Hurricane Sandy wreaked terrific havoc on safe, sleepy towns that had never before known the true meaning of natural disasters. The destruction that followed can be seen readily: a new landscape along the coast has emerged, deeply gauged by scars and burns that may never heal. Picking up the pieces is never easy, but the recovery process is already in full swing. Houses can be rebuilt, communities will return, the daily grind will inevitably resume. The path may be long and winding, but eventually, day by day, we will get there. However, so many questions still remain, despite optimistic forecasts projected by distant reporters. What about the lives that were demolished along with all of those homes, those safe havens for so many years? What about the dreams washed away with so many sticks of furniture, reduced to unsalvageable trash even worse than average pollution? Not everything can be repaired.
Losing electricity for a week, my household was among the lucky ones. Everything is back to some semblance of normalcy; I have a warm, bright home again, full of fresh food and easy access to more. There was absolutely no flooding in the basement, even with our typically permeable foundation. Most of all, I still have my family.
Suddenly, after the worst seemed to be over, we were dealt one final blow. It was a delayed reaction, but a very close friend of mine now has slipped away, another victim of Sandy not to be tallied in the body count, but in the hearts of hundreds. Health in a Hurry, my place of work and second home for over seven years, is gone. We are closed for business.

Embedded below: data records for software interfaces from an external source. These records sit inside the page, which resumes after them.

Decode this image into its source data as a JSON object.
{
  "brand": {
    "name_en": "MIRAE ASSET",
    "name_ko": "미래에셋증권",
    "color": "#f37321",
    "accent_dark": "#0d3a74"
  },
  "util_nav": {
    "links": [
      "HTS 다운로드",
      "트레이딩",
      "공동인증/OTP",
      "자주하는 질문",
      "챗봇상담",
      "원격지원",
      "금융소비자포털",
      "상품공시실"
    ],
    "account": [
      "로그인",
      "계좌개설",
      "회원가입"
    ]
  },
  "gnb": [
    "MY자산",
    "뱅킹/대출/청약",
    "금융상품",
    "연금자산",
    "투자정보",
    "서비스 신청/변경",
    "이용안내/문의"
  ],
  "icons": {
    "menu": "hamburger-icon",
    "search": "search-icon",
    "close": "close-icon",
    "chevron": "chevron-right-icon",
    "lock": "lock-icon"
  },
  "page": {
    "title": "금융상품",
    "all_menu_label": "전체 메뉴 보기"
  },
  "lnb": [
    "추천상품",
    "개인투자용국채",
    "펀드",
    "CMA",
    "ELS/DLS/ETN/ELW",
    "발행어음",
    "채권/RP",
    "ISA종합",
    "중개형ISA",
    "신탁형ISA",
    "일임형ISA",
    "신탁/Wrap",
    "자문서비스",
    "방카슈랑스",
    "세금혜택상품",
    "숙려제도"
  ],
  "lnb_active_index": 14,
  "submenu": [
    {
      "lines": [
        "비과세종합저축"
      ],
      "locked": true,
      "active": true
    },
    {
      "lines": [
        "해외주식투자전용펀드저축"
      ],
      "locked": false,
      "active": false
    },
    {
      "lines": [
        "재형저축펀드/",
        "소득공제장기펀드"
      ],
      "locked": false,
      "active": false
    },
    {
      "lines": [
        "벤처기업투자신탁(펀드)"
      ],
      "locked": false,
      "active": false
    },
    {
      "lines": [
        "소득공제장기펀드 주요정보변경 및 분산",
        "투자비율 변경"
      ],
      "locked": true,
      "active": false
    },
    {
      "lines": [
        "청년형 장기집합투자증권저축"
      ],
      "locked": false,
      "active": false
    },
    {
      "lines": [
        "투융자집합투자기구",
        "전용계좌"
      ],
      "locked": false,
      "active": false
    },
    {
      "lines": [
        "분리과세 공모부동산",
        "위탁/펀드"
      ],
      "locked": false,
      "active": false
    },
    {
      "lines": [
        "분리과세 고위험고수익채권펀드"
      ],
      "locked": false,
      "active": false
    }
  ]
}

The food business is a tough place, harsh and hostile to newcomers. After surviving through some precarious times before, it was a lurking fear that our cozy cafe may still be in danger; when the hurricane winds came, they finally blew out the lights.
Health in a Hurry changed me, as a cook and as a person. Walking in there at 16, I didn’t know a single thing about real food prep; the most I could muster were tofu pups skewered and grilled over an open gas stove. The real value of those countless hours invested into thousands of meals were not numbers on a paycheck, but wisdom gleaned from my boss, mentor, and best friend, Sue. She continues to inspire me, taking this turn of fate as an opportunity for a new start, on to bigger and better things. I’m still trying to learn from her example, even if it won’t be in the kitchen from now on.
Sandy can wipe buildings off the face of the map, but she can’t even take away our memories. From the good times and the bad, I will never forget a moment of it. From the time I lost my grip and spilled miso soup all over the interior of a fully stocked fridge to the torture of rolling raw collard wraps well into the wee hours of the night, I have learned both patience and humility. Just as many times, hysterical laughter could be heard from across the tiny parking lot, as we fumbled and found humor in our silly errors. I will never, ever be unable to picture the exact moment when Sue, searching for her missing eyeglasses, curiously realized that they were in fact inside the oven, baking at full blast. I will proudly recall my very first wedding cake, the incredible stress that it created and the impossible success that resulted. I will miss dearly our Thanksgiving catering marathons with all hands on deck, dancing and thrashing about the miniscule kitchen as everyone churned out vast feasts for so many tables. The scent of sage and onions still lingers if I think back hard enough.
Health in a Hurry will always be a part of me, an indelible mark that will never wash away, no matter what sinister outside forces conspire against us. Saying goodbye to such a dear friend is the last thing I ever wanted to do, and so, I won’t. I’m still taking it with me in my heart.